Danville — Heartbreak and hope filled the candlelit courtyard of the Boyle County Courthouse on Sunday as several hundred people celebrated the lives of three people who were shot to death Friday in a pawn shop.
Pastor Jason Kilby, wearing a bright red shirt that read "Live Love Now," urged the crowd to use the deaths as a springboard to making God a priority in the life of the community. Kilby, who leads Centerpoint Church and is a lifelong Danville resident, said the slayings were just the latest example of evil in the form of drugs and violence that seems to be encroaching on the town of 16,000.
But Kilby, and the six other pastors who spoke, each preached on the theme that those who had died too soon were in a better place and that God had the power to heal those left behind. Their message was amplified with inspirational videos shown on an inflatable screen propped against the brick courthouse wall, electric cables snaking through the grass.
Pieces of paper scribbled with condolences covered three towers at the edge of the crowd that represented each of the victims — Michael and Angela Hockensmith, and Daniel P. Smith.
The tower lights were pointed toward the heavens.
Bells chimed as the courthouse clock struck 8 p.m. and Brett Benton, pastor at Mitchellsburg Baptist Church, urged those in mourning to seek solace through prayer. "Let us accept Jesus Christ and to turn to him for our healing because there is no other way but to lay this at the foot of the cross," he said.
"Let us pray to make him the center of our lives, the center of this community and the center of this world."
The crowd came together just blocks from where the shootings took place.

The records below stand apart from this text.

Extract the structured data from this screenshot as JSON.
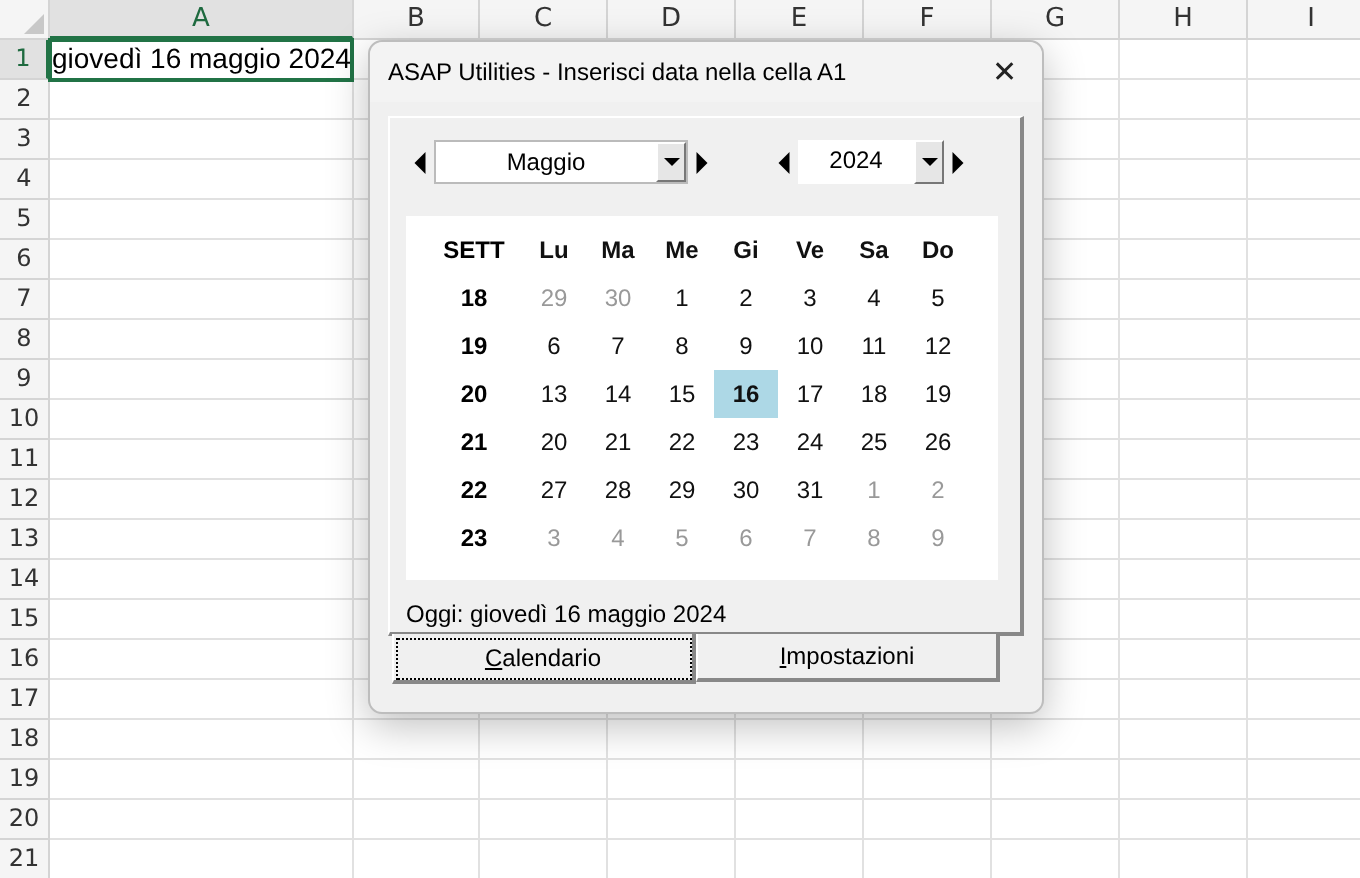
{
  "sheet": {
    "columns": [
      {
        "label": "A",
        "selected": true
      },
      {
        "label": "B",
        "selected": false
      },
      {
        "label": "C",
        "selected": false
      },
      {
        "label": "D",
        "selected": false
      },
      {
        "label": "E",
        "selected": false
      },
      {
        "label": "F",
        "selected": false
      },
      {
        "label": "G",
        "selected": false
      },
      {
        "label": "H",
        "selected": false
      },
      {
        "label": "I",
        "selected": false
      }
    ],
    "rows": [
      {
        "label": "1",
        "selected": true
      },
      {
        "label": "2",
        "selected": false
      },
      {
        "label": "3",
        "selected": false
      },
      {
        "label": "4",
        "selected": false
      },
      {
        "label": "5",
        "selected": false
      },
      {
        "label": "6",
        "selected": false
      },
      {
        "label": "7",
        "selected": false
      },
      {
        "label": "8",
        "selected": false
      },
      {
        "label": "9",
        "selected": false
      },
      {
        "label": "10",
        "selected": false
      },
      {
        "label": "11",
        "selected": false
      },
      {
        "label": "12",
        "selected": false
      },
      {
        "label": "13",
        "selected": false
      },
      {
        "label": "14",
        "selected": false
      },
      {
        "label": "15",
        "selected": false
      },
      {
        "label": "16",
        "selected": false
      },
      {
        "label": "17",
        "selected": false
      },
      {
        "label": "18",
        "selected": false
      },
      {
        "label": "19",
        "selected": false
      },
      {
        "label": "20",
        "selected": false
      },
      {
        "label": "21",
        "selected": false
      }
    ],
    "active_cell_value": "giovedì 16 maggio 2024"
  },
  "dialog": {
    "title": "ASAP Utilities - Inserisci data nella cella A1",
    "close": "✕",
    "month": "Maggio",
    "year": "2024",
    "week_header": "SETT",
    "weekdays": [
      "Lu",
      "Ma",
      "Me",
      "Gi",
      "Ve",
      "Sa",
      "Do"
    ],
    "weeks": [
      {
        "week": "18",
        "days": [
          {
            "d": "29",
            "out": true,
            "selected": false
          },
          {
            "d": "30",
            "out": true,
            "selected": false
          },
          {
            "d": "1",
            "out": false,
            "selected": false
          },
          {
            "d": "2",
            "out": false,
            "selected": false
          },
          {
            "d": "3",
            "out": false,
            "selected": false
          },
          {
            "d": "4",
            "out": false,
            "selected": false
          },
          {
            "d": "5",
            "out": false,
            "selected": false
          }
        ]
      },
      {
        "week": "19",
        "days": [
          {
            "d": "6",
            "out": false,
            "selected": false
          },
          {
            "d": "7",
            "out": false,
            "selected": false
          },
          {
            "d": "8",
            "out": false,
            "selected": false
          },
          {
            "d": "9",
            "out": false,
            "selected": false
          },
          {
            "d": "10",
            "out": false,
            "selected": false
          },
          {
            "d": "11",
            "out": false,
            "selected": false
          },
          {
            "d": "12",
            "out": false,
            "selected": false
          }
        ]
      },
      {
        "week": "20",
        "days": [
          {
            "d": "13",
            "out": false,
            "selected": false
          },
          {
            "d": "14",
            "out": false,
            "selected": false
          },
          {
            "d": "15",
            "out": false,
            "selected": false
          },
          {
            "d": "16",
            "out": false,
            "selected": true
          },
          {
            "d": "17",
            "out": false,
            "selected": false
          },
          {
            "d": "18",
            "out": false,
            "selected": false
          },
          {
            "d": "19",
            "out": false,
            "selected": false
          }
        ]
      },
      {
        "week": "21",
        "days": [
          {
            "d": "20",
            "out": false,
            "selected": false
          },
          {
            "d": "21",
            "out": false,
            "selected": false
          },
          {
            "d": "22",
            "out": false,
            "selected": false
          },
          {
            "d": "23",
            "out": false,
            "selected": false
          },
          {
            "d": "24",
            "out": false,
            "selected": false
          },
          {
            "d": "25",
            "out": false,
            "selected": false
          },
          {
            "d": "26",
            "out": false,
            "selected": false
          }
        ]
      },
      {
        "week": "22",
        "days": [
          {
            "d": "27",
            "out": false,
            "selected": false
          },
          {
            "d": "28",
            "out": false,
            "selected": false
          },
          {
            "d": "29",
            "out": false,
            "selected": false
          },
          {
            "d": "30",
            "out": false,
            "selected": false
          },
          {
            "d": "31",
            "out": false,
            "selected": false
          },
          {
            "d": "1",
            "out": true,
            "selected": false
          },
          {
            "d": "2",
            "out": true,
            "selected": false
          }
        ]
      },
      {
        "week": "23",
        "days": [
          {
            "d": "3",
            "out": true,
            "selected": false
          },
          {
            "d": "4",
            "out": true,
            "selected": false
          },
          {
            "d": "5",
            "out": true,
            "selected": false
          },
          {
            "d": "6",
            "out": true,
            "selected": false
          },
          {
            "d": "7",
            "out": true,
            "selected": false
          },
          {
            "d": "8",
            "out": true,
            "selected": false
          },
          {
            "d": "9",
            "out": true,
            "selected": false
          }
        ]
      }
    ],
    "today": "Oggi: giovedì 16 maggio 2024",
    "tabs": [
      {
        "label": "Calendario",
        "selected": true
      },
      {
        "label": "Impostazioni",
        "selected": false
      }
    ]
  }
}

Michael Hockensmith, 35; and Angela Hockensmith, 38, both of Lincoln County, and Smith, 60, of Richmond were killed at ABC, Gold, Games and More.
Michael Hockensmith, a part-time youth minister Mitchellsburg Baptist Church, was a co-owner of the shop. Angela Hockensmith, who home-schooled their son, often helped out. Smith was a frequent costumer.
The couple's two children, Andrew, 9, and Naomi, 14 months, were in the store at the time of the shootings. The boy called police to report what he described as a robbery and shooting.
Kilby and the other preachers promised the vigil crowd that the lives of those lost were not in vain because the gathering was a testament to the power of prayer and forgiveness.
Dressed in a gray hoodie and jeans, T.J. Summers, 15, took the microphone to tell the crowd that Michael Hockensmith was an inspiration to him and had helped encourage the teen in his dream of being a pastor. The crowd broke into applause and a chorus of "amens" as Summers said he was just a kid and didn't know much, but he knew one thing — "Michael and Angela are in a better place."
Debbie Elmore, her teenage daughter, Amber, and her husband, Jeff, leaned on one another, holding candles, heads bowed, as the strains of a gospel tune filled the darkening night. Debbie Elmore said she didn't know the victims but felt the pull to attend the vigil because she hoped to show the mourning families that the community stood behind them. She also hoped to find a measure of peace for herself. In a small town, she said, you think these things don't happen. But "it just shows it can happen anywhere."
Danville police are seeking information about the suspect in Friday's triple homicide. The suspect has been identified as a heavyset white man, 40 to 50 years old, with a pot belly. He was wearing a green camouflage jacket. The Bureau of Alcohol, Tobacco and Fire Arms has offered a $10,000 reward. People with information should call Danville police at (859) 238-1220.